A simple salad course with tart apples and a round of young goat cheese lightly dressed in a vinaigrette with many of the flavors found in this Chenin Blanc. Anjou’s can be dry like this one, or quite sweet, but they all generally have the same flavor profile.
*Bleu Cheese, Toasted Raisin Bread and Italian Butter
with Shingleback Black Bubbles Sparkling Shiraz $23.99
(Danish Rosenborg Bleu and St. Agur Bleu from France)
This may have been one of the most exciting courses of the evening. If you’ve never had St. Agur, go out and get some NOW. It’s the most incredible bleu cheese (that’s easy to find at most large grocery stores) you will ever taste. I toasted some cinnamon raisin bread and laid it out on a wooden platter with both bleu cheeses, some sea salt, and this Italian butter from Parma that all of us couldn’t stop marveling over. It tasted like how I imagine Parma smells. It tasted like cheese, it was unbelievable. My meal could have begun and ended with that butter. And paired with the raisin bread, a sprinkling of sea salt and this crazy-awesome-unusual sparkling shiraz, it was pure heaven.
|Picture taken after the last course had been served|
*German Dark Chocolate Cake
with Quinta de Ventozelo 10 Year Tawny Port $19.99
This cake alone unleashes audible groans from anyone who tastes it, and when you pair it with this amazing (and affordable) tawny 10 year, something purely magical happens.
And one of the best parts about throwing a lavish dinner party is the leftovers!

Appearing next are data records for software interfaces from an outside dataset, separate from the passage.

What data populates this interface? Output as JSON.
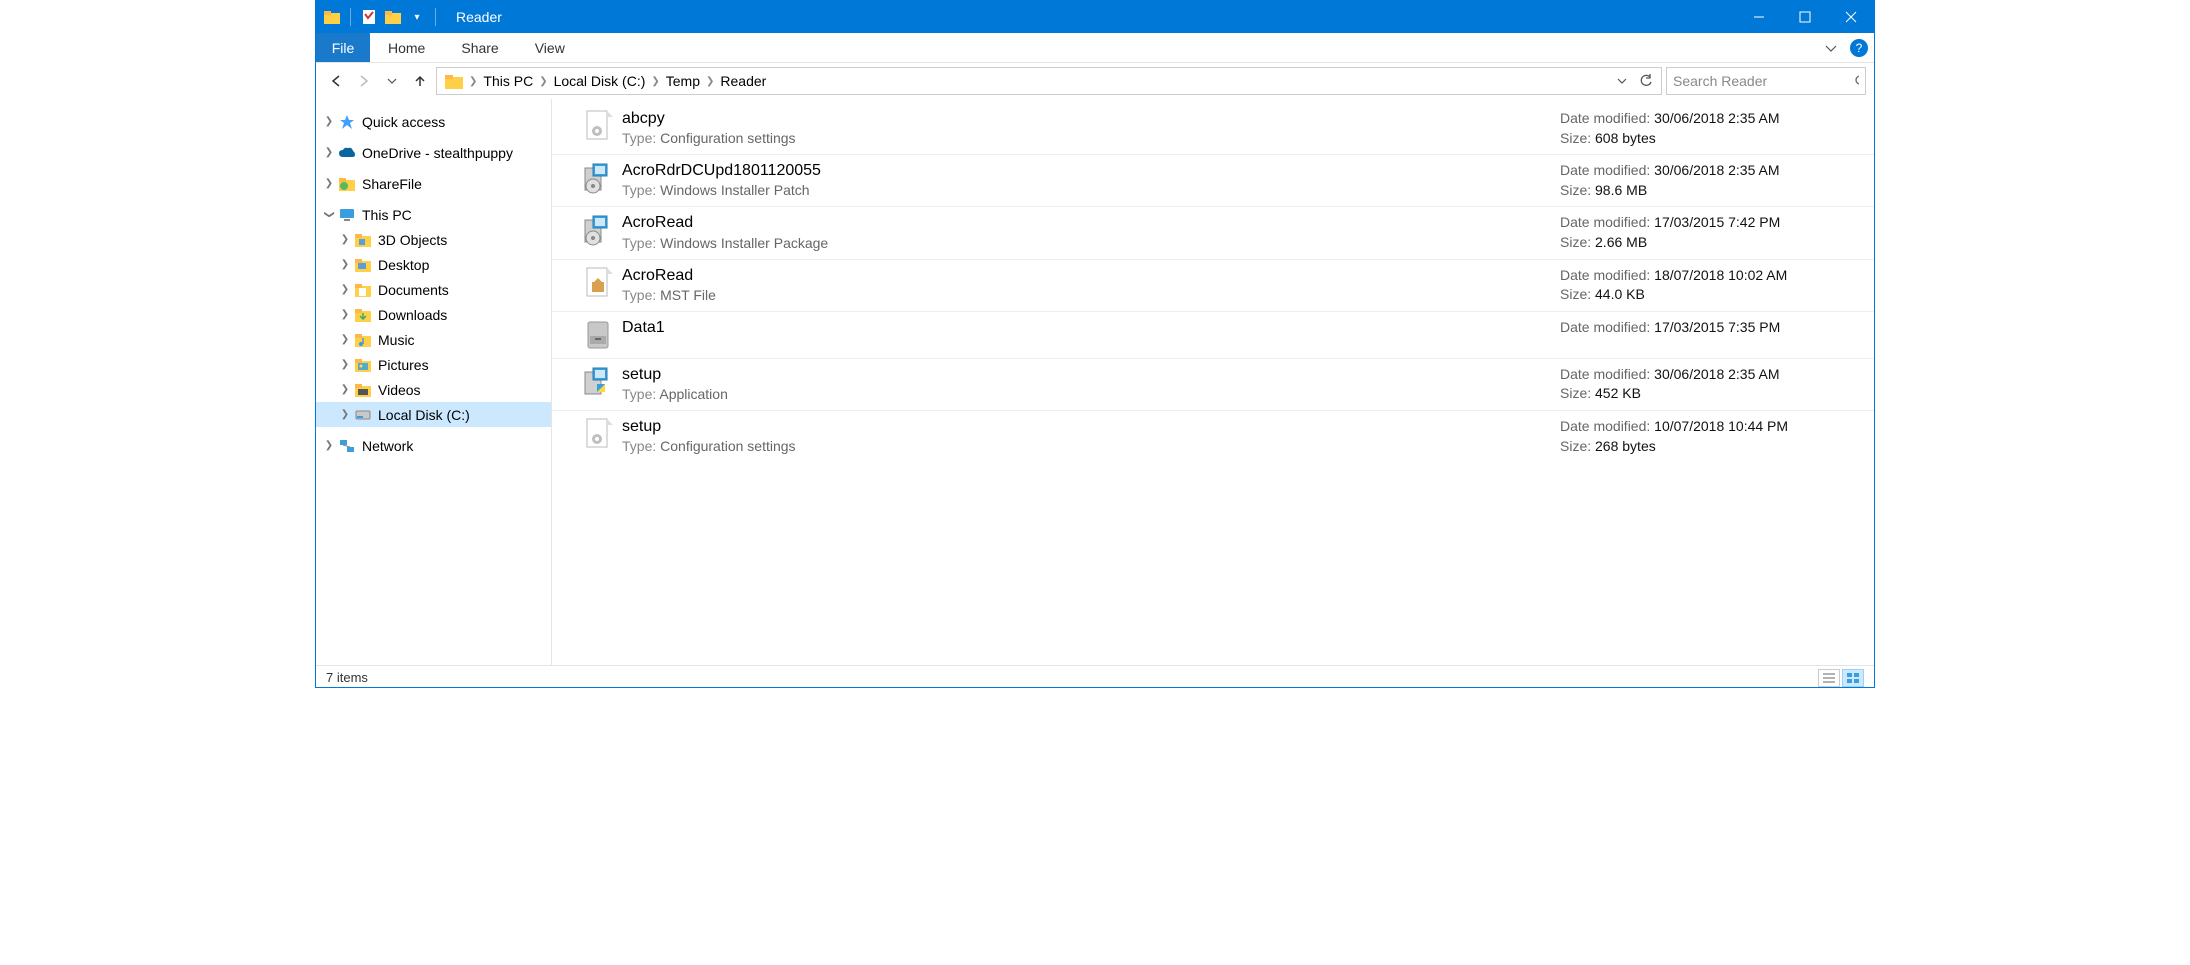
{
  "window": {
    "title": "Reader"
  },
  "ribbon": {
    "file": "File",
    "tabs": [
      "Home",
      "Share",
      "View"
    ]
  },
  "breadcrumb": [
    "This PC",
    "Local Disk (C:)",
    "Temp",
    "Reader"
  ],
  "search": {
    "placeholder": "Search Reader"
  },
  "nav": {
    "quick_access": "Quick access",
    "onedrive": "OneDrive - stealthpuppy",
    "sharefile": "ShareFile",
    "this_pc": "This PC",
    "this_pc_children": [
      "3D Objects",
      "Desktop",
      "Documents",
      "Downloads",
      "Music",
      "Pictures",
      "Videos",
      "Local Disk (C:)"
    ],
    "network": "Network"
  },
  "labels": {
    "type": "Type:",
    "date_modified": "Date modified:",
    "size": "Size:"
  },
  "files": [
    {
      "name": "abcpy",
      "type": "Configuration settings",
      "date": "30/06/2018 2:35 AM",
      "size": "608 bytes",
      "icon": "ini"
    },
    {
      "name": "AcroRdrDCUpd1801120055",
      "type": "Windows Installer Patch",
      "date": "30/06/2018 2:35 AM",
      "size": "98.6 MB",
      "icon": "msp"
    },
    {
      "name": "AcroRead",
      "type": "Windows Installer Package",
      "date": "17/03/2015 7:42 PM",
      "size": "2.66 MB",
      "icon": "msi"
    },
    {
      "name": "AcroRead",
      "type": "MST File",
      "date": "18/07/2018 10:02 AM",
      "size": "44.0 KB",
      "icon": "mst"
    },
    {
      "name": "Data1",
      "type": "",
      "date": "17/03/2015 7:35 PM",
      "size": "",
      "icon": "cab"
    },
    {
      "name": "setup",
      "type": "Application",
      "date": "30/06/2018 2:35 AM",
      "size": "452 KB",
      "icon": "exe"
    },
    {
      "name": "setup",
      "type": "Configuration settings",
      "date": "10/07/2018 10:44 PM",
      "size": "268 bytes",
      "icon": "ini"
    }
  ],
  "status": {
    "items": "7 items"
  }
}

I sent everyone home that night with wine and food and the next day my kids got to make themselves one hell of a fancy butter sandwich.
All the wines were purchased at Total Wine.
The game hens, salami, havarti, chevre, cantaloupe, honeydew, green apples, mixed greens, spinach, mushrooms, raisin bread and rye bread all came from Aldi.
The Italian butter and humboldt fog came from The Fresh Market.
The polenta came from Healthy Home Market in the bulk bin.
The tilapia, tarragon, prosciutto, sopressata, both bleu cheeses, manchego, and any other incidentals came from Harris Teeter and Food Lion.